Take a look at some of Tony’s cool fantasy work, some of which has not yet been posted on his site.


You can see more of Tony’s work at his website:


Special thanks to Tony Mauro for joining me here on She-Wolf Reads!


Please stop by tomorrow for my Wicked As They Come review!

10 Responses to “Shelf Candy – Interview with Artist Tony Mauro”

  1. delilahsdawson

    That was fascinating! I love Wicked’s cover and hope I’ll get to work with Tony for the next two books in the series. =) Great interview!

    • shewolfreads

      Delilah, thanks so much for taking the time to comment on the interview! The cover is great and I am enjoying the book! Criminy is a very cool character and the cover art reflects that.

  2. Abby

    One of my favorite things about this cover is the way that Tony worked in little steampunk hints–the gears on Criminy’s lapel, the device over the type, and the hint of an engine that makes up the background. It leaves an impression without beating the reader over the head with it.

  3. Steph (@FABR_Steph)

    This cover is hot! I am excited to have read the interview. Thanks for including it. While I was aware of some of Tony Mauro’s work, I was not aware of a couple of his covers mentioned here. I would love to see what he could do to an Alex Cross cover. Fantastic post.

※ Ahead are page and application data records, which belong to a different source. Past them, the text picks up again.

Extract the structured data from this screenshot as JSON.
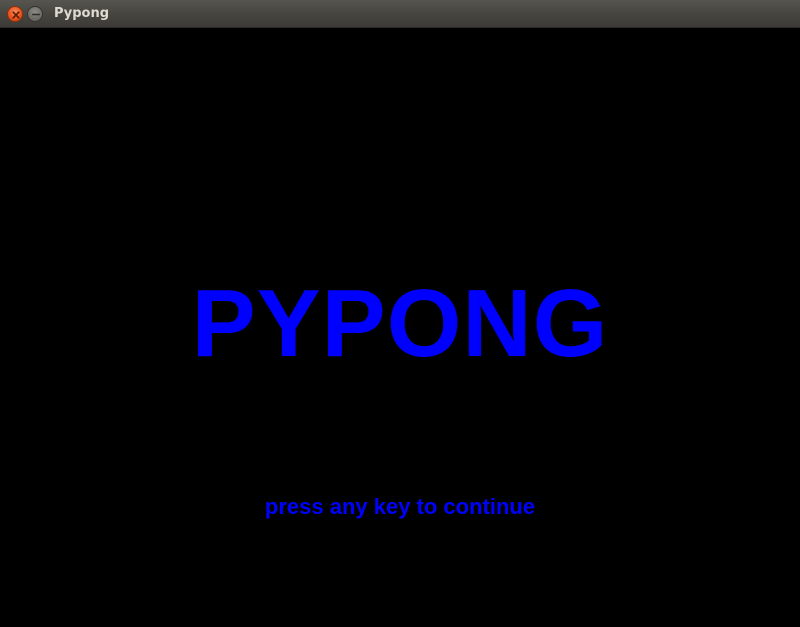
{
  "window": {
    "title": "Pypong"
  },
  "game": {
    "title": "PYPONG",
    "prompt": "press any key to continue"
  },
  "icons": {
    "close": "close-icon",
    "minimize": "minimize-icon"
  },
  "colors": {
    "background": "#000000",
    "text": "#0000ff",
    "titlebar": "#46443f",
    "close_button": "#e9541f",
    "minimize_button": "#6e6c67",
    "title_text": "#dfdbd2"
  }
}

  4. kimberly c

    This is awesome! What a great find! I cannot wait to read this book. I’m going to put it on my TBR list right now. I didn’t know about this artist at all but I’m totally intrigued now!
    Wonderful pick!

  5. Claire

    Wow! That is a gorgeous cover and the interview is amazing. Plus I didn’t realise he is the guy behind the Archangel’s Consort cover or Chicagoland Vampires. I was a fan and didn’t even know it 🙂

    Thanks for stopping by Project to be Read 🙂